Sensuous, whimsical, sophisticated, rustic, and masterful, buncheong ceramics emerged in Korea at the end of the fourteenth century. This breathtakingly diverse expression grew out of inlaid celadon, the celebrated aristocratic stoneware synonymous with the Goryeo period (1918–1392). During the nearly two centuries of its production, buncheong would be increasingly taken up by regional potters, who reveled in the newfound freedom to shape and decorate the adaptable stoneware with unprecedented wit, imagination, and insight.
The early Joseon dynasty (1392–1910) was a time of unparalleled creativity and cultural expansiveness. Buncheong came into its own, bringing inventive changes to traditional forms, while its bold new decorative techniques and motifs responded to consumer preferences and facilitated mass production. At the same time, buncheong flaunted its materiality—the tactile, often uneven appearance that set it apart from the more refined ceramics of the court.
In the wake of the Japanese invasions of Korea at the end of the sixteenth century, buncheong, adopted by Japanese tea connoisseurs, would inspire generations of Japanese potters. In the twentieth century, Korean artists rediscovered their heritage, intrigued by the medium's visibly handmade aesthetic. Twenty-first-century readers will be struck by the familiar yet refreshing quality of many of these vessels, which recall the force of modernist gestural pieces and more recent abstract expressions.
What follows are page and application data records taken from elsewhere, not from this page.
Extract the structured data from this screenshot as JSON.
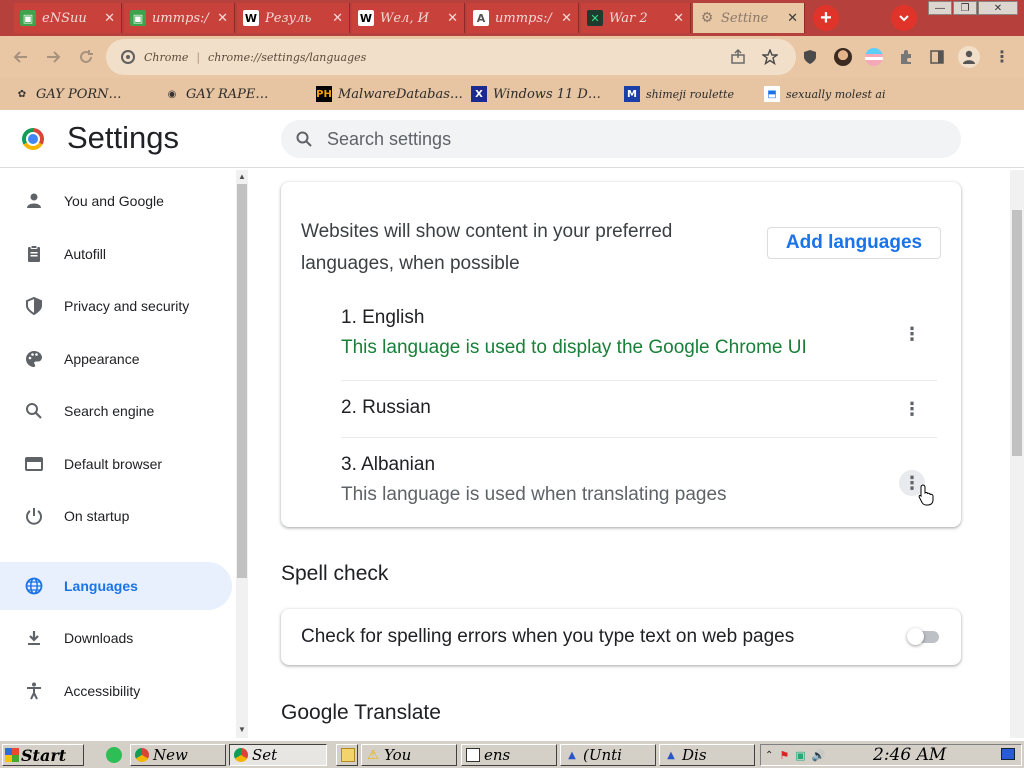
{
  "browser": {
    "tabs": [
      {
        "title": "eNSии",
        "fav": "▣",
        "fav_color": "#3fa34d"
      },
      {
        "title": "иттрs:/",
        "fav": "▣",
        "fav_color": "#3fa34d"
      },
      {
        "title": "Резуль",
        "fav": "W",
        "fav_color": "#ffffff"
      },
      {
        "title": "Wел, И",
        "fav": "W",
        "fav_color": "#ffffff"
      },
      {
        "title": "иттрs:/",
        "fav": "A",
        "fav_color": "#ffffff"
      },
      {
        "title": "War 2",
        "fav": "✕",
        "fav_color": "#1f3a2f"
      },
      {
        "title": "Settinе",
        "fav": "⚙",
        "fav_color": "#e9c8a6"
      }
    ],
    "address": {
      "host": "Chrome",
      "url": "chrome://settings/languages"
    },
    "bookmarks": [
      {
        "label": "GAY PORN…",
        "fav": "✿"
      },
      {
        "label": "GAY RAPE…",
        "fav": "◉"
      },
      {
        "label": "MalwareDatabas…",
        "fav": "PH"
      },
      {
        "label": "Windows 11 D…",
        "fav": "X"
      },
      {
        "label": "shimeji roulette",
        "fav": "M"
      },
      {
        "label": "sexually molest ai",
        "fav": "⬒"
      }
    ]
  },
  "settings": {
    "title": "Settings",
    "search_placeholder": "Search settings"
  },
  "sidebar": {
    "items": [
      {
        "label": "You and Google",
        "icon": "person-icon"
      },
      {
        "label": "Autofill",
        "icon": "clipboard-icon"
      },
      {
        "label": "Privacy and security",
        "icon": "shield-icon"
      },
      {
        "label": "Appearance",
        "icon": "palette-icon"
      },
      {
        "label": "Search engine",
        "icon": "search-icon"
      },
      {
        "label": "Default browser",
        "icon": "browser-icon"
      },
      {
        "label": "On startup",
        "icon": "power-icon"
      },
      {
        "label": "Languages",
        "icon": "globe-icon"
      },
      {
        "label": "Downloads",
        "icon": "download-icon"
      },
      {
        "label": "Accessibility",
        "icon": "accessibility-icon"
      }
    ]
  },
  "languages": {
    "description": "Websites will show content in your preferred languages, when possible",
    "add_button": "Add languages",
    "list": [
      {
        "name": "1. English",
        "note": "This language is used to display the Google Chrome UI",
        "note_color": "#188038"
      },
      {
        "name": "2. Russian",
        "note": "",
        "note_color": "#5f6368"
      },
      {
        "name": "3. Albanian",
        "note": "This language is used when translating pages",
        "note_color": "#5f6368"
      }
    ]
  },
  "spell_check": {
    "title": "Spell check",
    "toggle_label": "Check for spelling errors when you type text on web pages",
    "enabled": false
  },
  "google_translate": {
    "title": "Google Translate"
  },
  "taskbar": {
    "start": "Start",
    "buttons": [
      {
        "label": "New",
        "icon": "chrome-icon"
      },
      {
        "label": "Set",
        "icon": "chrome-icon"
      },
      {
        "label": "",
        "icon": "folder-icon"
      },
      {
        "label": "You",
        "icon": "warning-icon"
      },
      {
        "label": "ens",
        "icon": "window-icon"
      },
      {
        "label": "(Unti",
        "icon": "app-icon"
      },
      {
        "label": "Dis",
        "icon": "app-icon"
      }
    ],
    "clock": "2:46 AM"
  },
  "colors": {
    "accent": "#1a73e8",
    "active_nav_bg": "#e8f0fe",
    "ui_note_green": "#188038",
    "tab_strip": "#b5403c"
  }
}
An original and perceptive exploration of a phenomenon unique in the history of art, Korean Buncheong Ceramics presents together for the first time early Joseon buncheong ware, Edo-period Japanese reinterpretations, and modern and contemporary works that revitalize this dynamic tradition.
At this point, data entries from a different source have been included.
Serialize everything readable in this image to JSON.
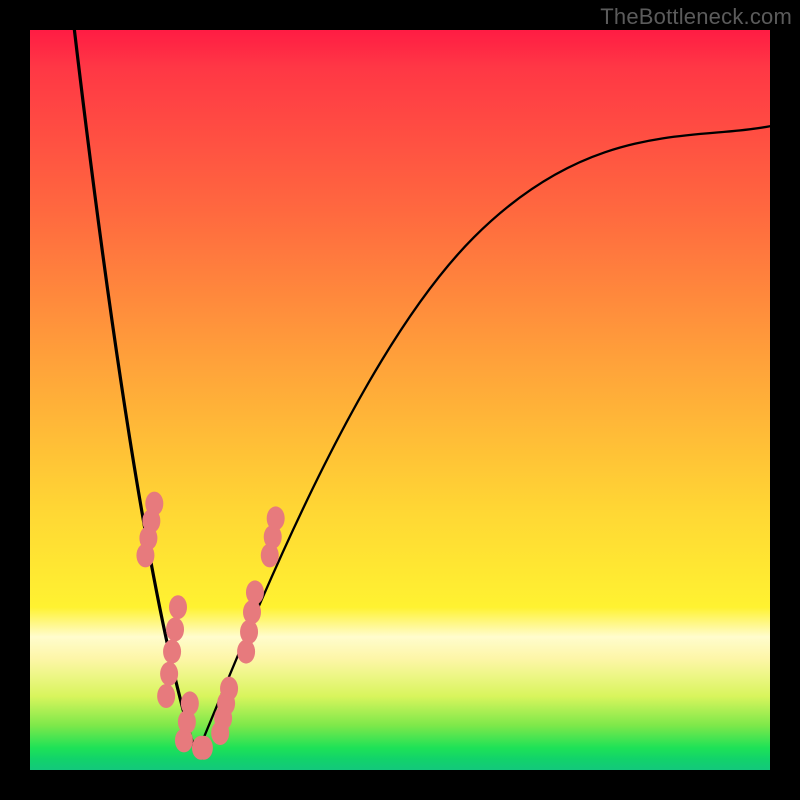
{
  "watermark": "TheBottleneck.com",
  "colors": {
    "frame": "#000000",
    "gradient_top": "#ff1c44",
    "gradient_mid": "#ffd734",
    "gradient_bottom": "#13c87c",
    "curve": "#000000",
    "marker": "#e77a7d"
  },
  "chart_data": {
    "type": "line",
    "title": "",
    "xlabel": "",
    "ylabel": "",
    "xlim": [
      0,
      1
    ],
    "ylim": [
      0,
      1
    ],
    "curve": {
      "minimum_x": 0.225,
      "minimum_y": 0.02,
      "left_top_x": 0.06,
      "left_top_y": 1.0,
      "right_top_x": 1.0,
      "right_top_y": 0.87
    },
    "marker_clusters": [
      {
        "x": 0.16,
        "y_start": 0.36,
        "y_end": 0.29,
        "count": 4
      },
      {
        "x": 0.19,
        "y_start": 0.22,
        "y_end": 0.1,
        "count": 5
      },
      {
        "x": 0.21,
        "y_start": 0.09,
        "y_end": 0.04,
        "count": 3
      },
      {
        "x": 0.235,
        "y_start": 0.03,
        "y_end": 0.03,
        "count": 2
      },
      {
        "x": 0.265,
        "y_start": 0.05,
        "y_end": 0.11,
        "count": 4
      },
      {
        "x": 0.3,
        "y_start": 0.16,
        "y_end": 0.24,
        "count": 4
      },
      {
        "x": 0.33,
        "y_start": 0.29,
        "y_end": 0.34,
        "count": 3
      }
    ]
  }
}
The volume features more than seventy-five masterworks—some never before published—from Leeum, Samsung Museum of Art, whose collection of buncheong ceramics is arguably unparalleled in its quality and breadth; the Metropolitan Museum; and Japanese collections.